Predicted Log Challenge

The NEWPORT YACHT CLUB has issued a challenge to the BARRINGTON YACHT CLUB for a predicted log competition.

When: Saturday, October 8

Where:  The course will be provided in your packet but will be a course from Barrington to Newport utilizing government marks.  There is no set time for departure.

Awards:  The predicted log competition has been a tradition at BYC for many years.  Awards are given at the November Awards Ceremony at BYC.  This year with the challenge by NYC we will be announcing the winner and distributing the award in Newport on October 8.  The location will be announced as we get closer to the Columbus Day Cruise.

Boats come in many shapes and sizes.  No two are exactly alike.  Looking out into the harbor from BYC one can distinguish between two different types of boats:  those with a mast to which sails are affixed to power the boat along using the wind, and those without a mast that rely on some form of mechanical power to move them through the water.  On any given day in the bay you will see sailboats competing in regattas.  Sailboat racing is a very big part of the BYC tradition.  Although there are many challenges in sailboat racing the primary objective is to get the boat around a course faster than anyone else in your class.  But what about our friends who choose to “sail” on powered boats?  Relative speed between power boats is often less a matter of seamanship than of horsepower.  So how do they satisfy the competitive urges that we all share?  The PREDICTED LOG COMPETITION that’s how.

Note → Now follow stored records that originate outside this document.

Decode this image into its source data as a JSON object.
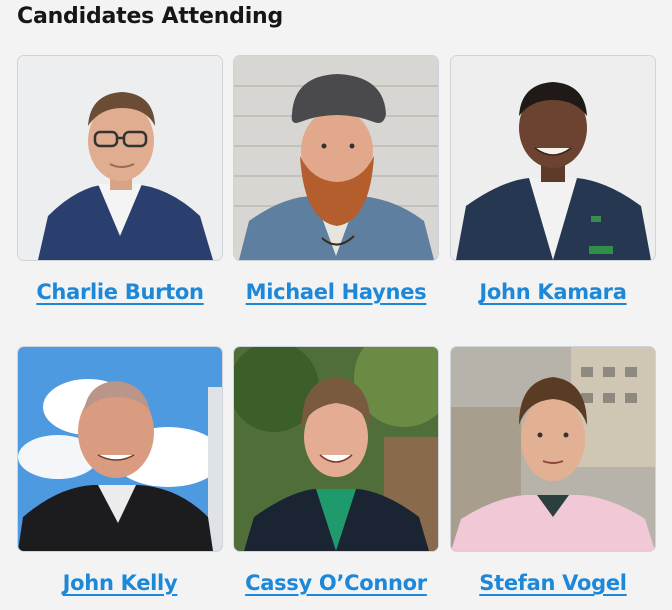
{
  "heading": "Candidates Attending",
  "candidates": [
    {
      "name": "Charlie Burton"
    },
    {
      "name": "Michael Haynes"
    },
    {
      "name": "John Kamara"
    },
    {
      "name": "John Kelly"
    },
    {
      "name": "Cassy O’Connor"
    },
    {
      "name": "Stefan Vogel"
    }
  ]
}
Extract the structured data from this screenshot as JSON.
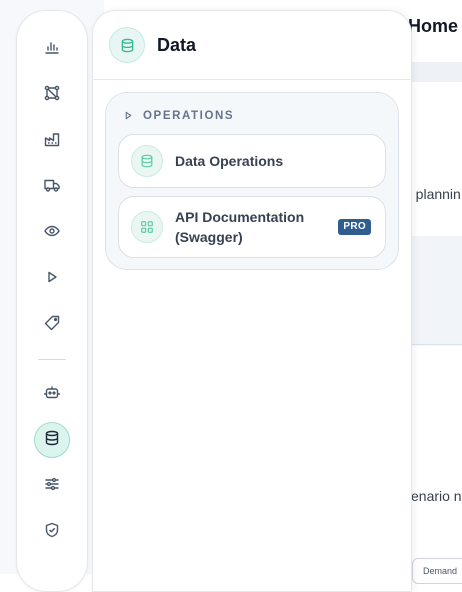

Predicted Log Competitions are similar to road rallies on the water.  All you have to do is predict the time your boat will take to get from point to point on a designated course without adjusting your throttles.  You do the predictions in advance then run the course in your boat on the day of the competition without clock or speedometer.  An observer aboard, perhaps your spouse, records the time at each point afterward the actual times are compared with the predictions to determine the error.  Trophies are awarded to the winners with the lowest errors at the end of the race.  You don’t have to be a mathematician to be successful.  In fact many first time entrants have won the competition.  You simply need to know how your boat will perform at a particular RPM and factor in things like wind and current in advance.       

Here is a link to a website that explains how a PREDICTED LOG CHALLENGE works.  The North American Cruiser Association gives all the details of these competitions and has a link to a video explaining the competition.

Image © Rob Migliaccio, All Rights Reserved